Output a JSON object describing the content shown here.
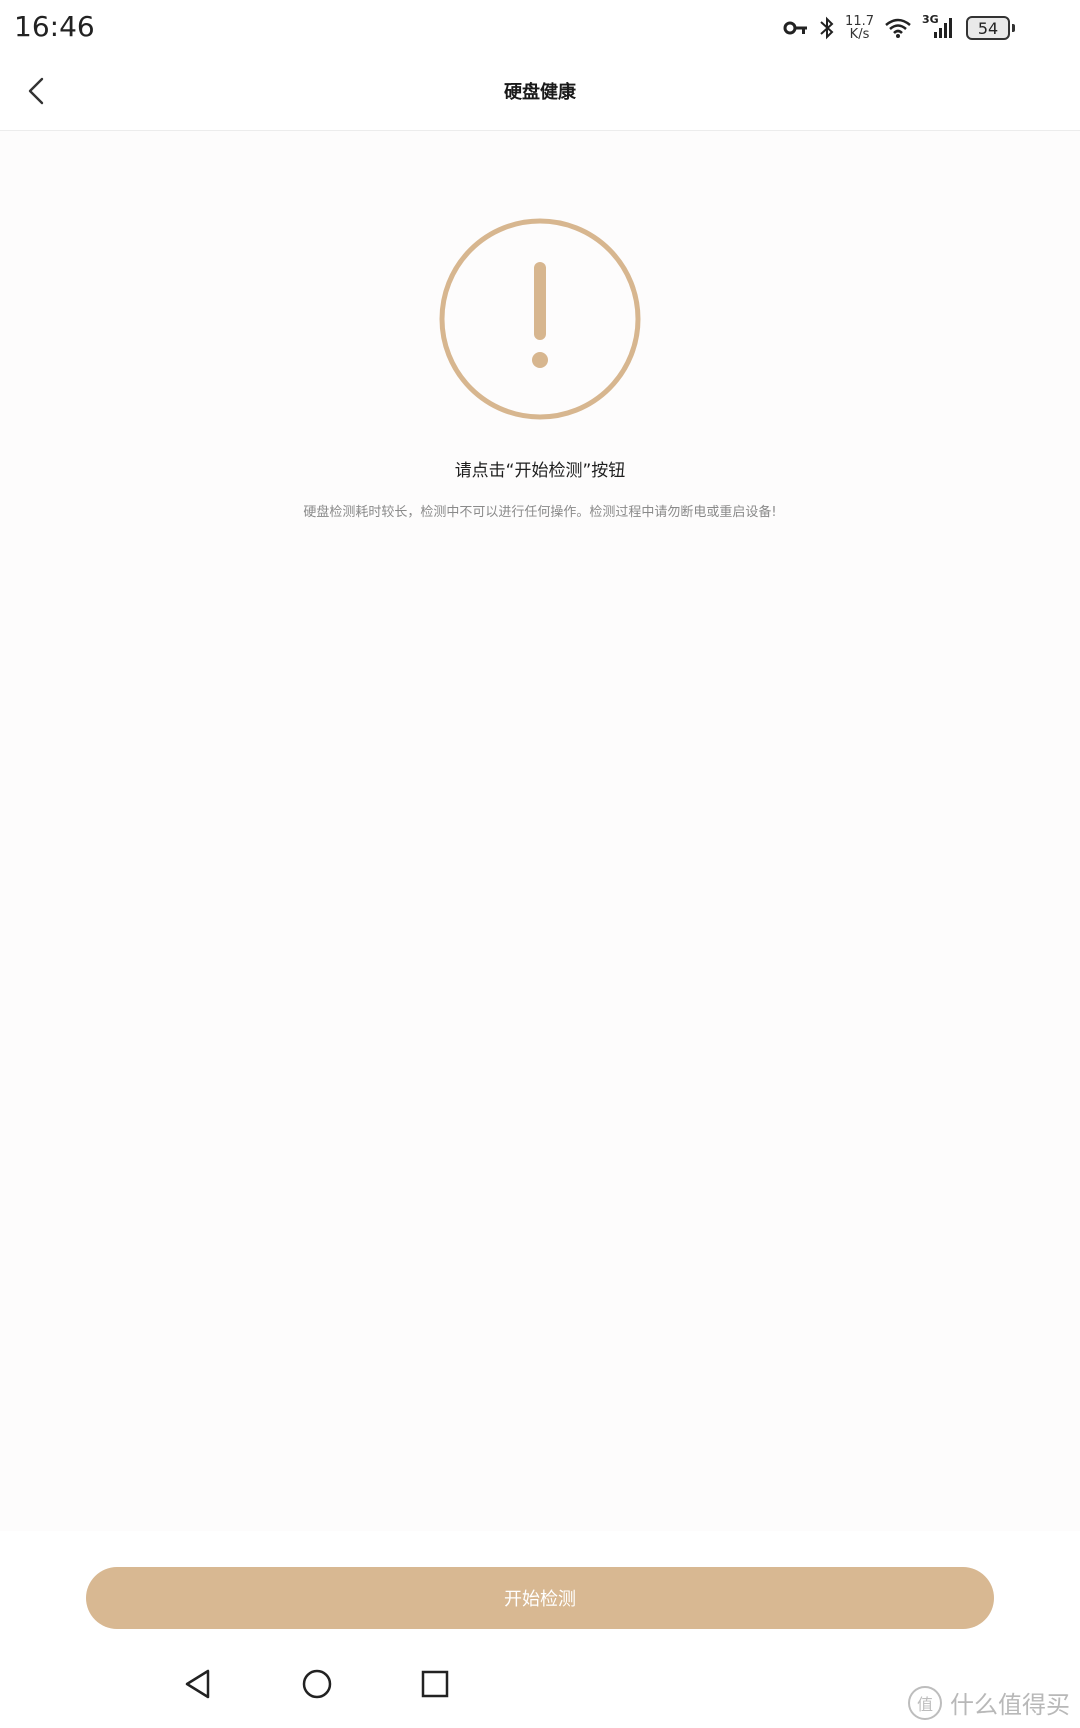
{
  "status_bar": {
    "time": "16:46",
    "net_speed_value": "11.7",
    "net_speed_unit": "K/s",
    "cellular_label": "3G",
    "battery_level": "54",
    "icons": [
      "vpn-key-icon",
      "bluetooth-icon",
      "wifi-icon",
      "cellular-signal-icon",
      "battery-icon"
    ]
  },
  "header": {
    "title": "硬盘健康",
    "back_icon": "chevron-left-icon"
  },
  "main": {
    "status_icon": "exclamation-circle-icon",
    "prompt": "请点击“开始检测”按钮",
    "hint": "硬盘检测耗时较长，检测中不可以进行任何操作。检测过程中请勿断电或重启设备!"
  },
  "actions": {
    "start_label": "开始检测"
  },
  "nav_bar": {
    "icons": [
      "nav-back-icon",
      "nav-home-icon",
      "nav-recent-icon"
    ]
  },
  "watermark": {
    "logo": "值",
    "text": "什么值得买"
  },
  "colors": {
    "accent": "#d8b892",
    "icon_stroke": "#d7b68f",
    "background": "#fdfcfc"
  }
}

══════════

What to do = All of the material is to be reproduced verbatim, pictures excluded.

Exercise output =
Output a JSON object describing the content shown here.
{
  "status_bar": {
    "time": "16:46",
    "net_speed_value": "11.7",
    "net_speed_unit": "K/s",
    "cellular_label": "3G",
    "battery_level": "54",
    "icons": [
      "vpn-key-icon",
      "bluetooth-icon",
      "wifi-icon",
      "cellular-signal-icon",
      "battery-icon"
    ]
  },
  "header": {
    "title": "硬盘健康",
    "back_icon": "chevron-left-icon"
  },
  "main": {
    "status_icon": "exclamation-circle-icon",
    "prompt": "请点击“开始检测”按钮",
    "hint": "硬盘检测耗时较长，检测中不可以进行任何操作。检测过程中请勿断电或重启设备!"
  },
  "actions": {
    "start_label": "开始检测"
  },
  "nav_bar": {
    "icons": [
      "nav-back-icon",
      "nav-home-icon",
      "nav-recent-icon"
    ]
  },
  "watermark": {
    "logo": "值",
    "text": "什么值得买"
  },
  "colors": {
    "accent": "#d8b892",
    "icon_stroke": "#d7b68f",
    "background": "#fdfcfc"
  }
}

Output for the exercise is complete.